Using IoU, one can define a threshold (e.g. >0.5) to classify whether a prediction is a true positive (TP) or a false positive (FP).

Now you can calculate average precision (AP) by taking the area under the precision-recall curve.

Now AP@X (e.g. AP50) is just AP at some IoU threshold. This should give you a working understanding of how object detection models are evaluated.

I suggest you read the mAP (mean Average Precision) for Object Detection tutorial by Jonathan Hui if you want to learn more on the topic.

I’ve prepared a pre-trained model for you, so you don’t have to wait for the training to complete. Let’s download it:

!gdown --id 18Ev2bpdKsBaDufhVKf0cT6RmM3FjW3nL
!mv face_detector.pth output/model_final.pth

We can start making predictions by loading the model and setting a minimum threshold of 85% certainty at which we’ll consider the predictions as correct:

cfg.MODEL.WEIGHTS = os.path.join(cfg.OUTPUT_DIR, "model_final.pth")
predictor = DefaultPredictor(cfg)

Let’s run the evaluator with the trained model:

evaluator = COCOEvaluator("faces_val", cfg, False, output_dir="./output/")
val_loader = build_detection_test_loader(cfg, "faces_val")
inference_on_dataset(trainer.model, val_loader, evaluator)

Finding Faces in Images

Next, let’s create a folder and save all images with predicted annotations in the test set:

os.makedirs("annotated_results", exist_ok=True)

test_image_paths = test_df.file_name.unique()
for clothing_image in test_image_paths:
  file_path = f'{IMAGES_PATH}/{clothing_image}'
  im = cv2.imread(file_path)
  outputs = predictor(im)
  v = Visualizer(
    im[:, :, ::-1],
  instances = outputs["instances"].to("cpu")
  v = v.draw_instance_predictions(instances)
  result = v.get_image()[:, :, ::-1]
  file_name = ntpath.basename(clothing_image)
  write_res = cv2.imwrite(f'annotated_results/{file_name}', result)

Let’s have a look:

annotated_images = [f'annotated_results/{f}' for f in test_df.file_name.unique()]
img = cv2.cvtColor(cv2.imread(annotated_images[0]), cv2.COLOR_BGR2RGB)



img = cv2.cvtColor(cv2.imread(annotated_images[1]), cv2.COLOR_BGR2RGB)

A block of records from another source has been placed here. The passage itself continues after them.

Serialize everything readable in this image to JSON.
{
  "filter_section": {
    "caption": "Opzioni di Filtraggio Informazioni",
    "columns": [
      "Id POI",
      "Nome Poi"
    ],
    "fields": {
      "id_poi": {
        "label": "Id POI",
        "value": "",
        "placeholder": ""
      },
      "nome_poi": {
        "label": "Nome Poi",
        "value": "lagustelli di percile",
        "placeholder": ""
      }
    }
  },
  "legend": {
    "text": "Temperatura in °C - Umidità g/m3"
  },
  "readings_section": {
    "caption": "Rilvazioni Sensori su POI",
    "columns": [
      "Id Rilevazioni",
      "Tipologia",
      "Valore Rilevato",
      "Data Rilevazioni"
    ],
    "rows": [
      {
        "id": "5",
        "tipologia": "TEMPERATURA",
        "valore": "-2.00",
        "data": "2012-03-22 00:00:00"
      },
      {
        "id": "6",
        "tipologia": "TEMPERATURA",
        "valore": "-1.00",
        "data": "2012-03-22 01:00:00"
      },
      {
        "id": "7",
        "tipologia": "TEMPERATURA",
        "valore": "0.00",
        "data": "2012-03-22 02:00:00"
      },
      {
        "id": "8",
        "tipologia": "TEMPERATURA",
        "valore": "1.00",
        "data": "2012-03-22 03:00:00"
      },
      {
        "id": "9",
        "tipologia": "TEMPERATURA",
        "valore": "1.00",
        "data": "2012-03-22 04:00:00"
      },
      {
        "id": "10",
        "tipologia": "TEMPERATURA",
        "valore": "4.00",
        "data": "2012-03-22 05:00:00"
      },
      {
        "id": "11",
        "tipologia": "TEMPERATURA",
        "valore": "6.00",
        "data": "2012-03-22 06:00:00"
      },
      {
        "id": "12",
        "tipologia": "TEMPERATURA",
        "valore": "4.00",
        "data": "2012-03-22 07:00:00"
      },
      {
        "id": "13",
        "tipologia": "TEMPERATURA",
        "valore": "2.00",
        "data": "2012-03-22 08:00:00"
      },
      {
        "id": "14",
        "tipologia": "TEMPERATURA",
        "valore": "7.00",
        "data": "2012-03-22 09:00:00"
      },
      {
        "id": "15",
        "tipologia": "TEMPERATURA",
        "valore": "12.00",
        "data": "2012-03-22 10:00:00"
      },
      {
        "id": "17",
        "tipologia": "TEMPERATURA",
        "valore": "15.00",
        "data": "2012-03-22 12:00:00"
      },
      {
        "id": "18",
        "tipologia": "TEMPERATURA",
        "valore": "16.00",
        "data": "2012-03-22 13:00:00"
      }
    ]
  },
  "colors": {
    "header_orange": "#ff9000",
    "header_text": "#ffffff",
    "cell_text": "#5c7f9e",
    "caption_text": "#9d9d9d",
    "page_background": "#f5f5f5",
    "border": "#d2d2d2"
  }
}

img = cv2.cvtColor(cv2.imread(annotated_images[3]), cv2.COLOR_BGR2RGB)



img = cv2.cvtColor(cv2.imread(annotated_images[4]), cv2.COLOR_BGR2RGB)



Not bad. Not bad at all. I suggest you explore more images on your own, too!

Note that some faces have multiple bounding boxes (on the second image) with different degrees of certainty. Maybe training the model longer will help? How about adding more or augmenting the existing data?


Congratulations! You now know the basics of Detectron2 for object detection! You might be surprised by the results, given the small dataset we have. That’s the power of large pre-trained models for you 😍

You learned how to:

  • prepare a custom dataset for face detection with Detectron2
  • use (close to) state-of-the-art models for object detection to find faces in images
  • You can extend this work for face recognition.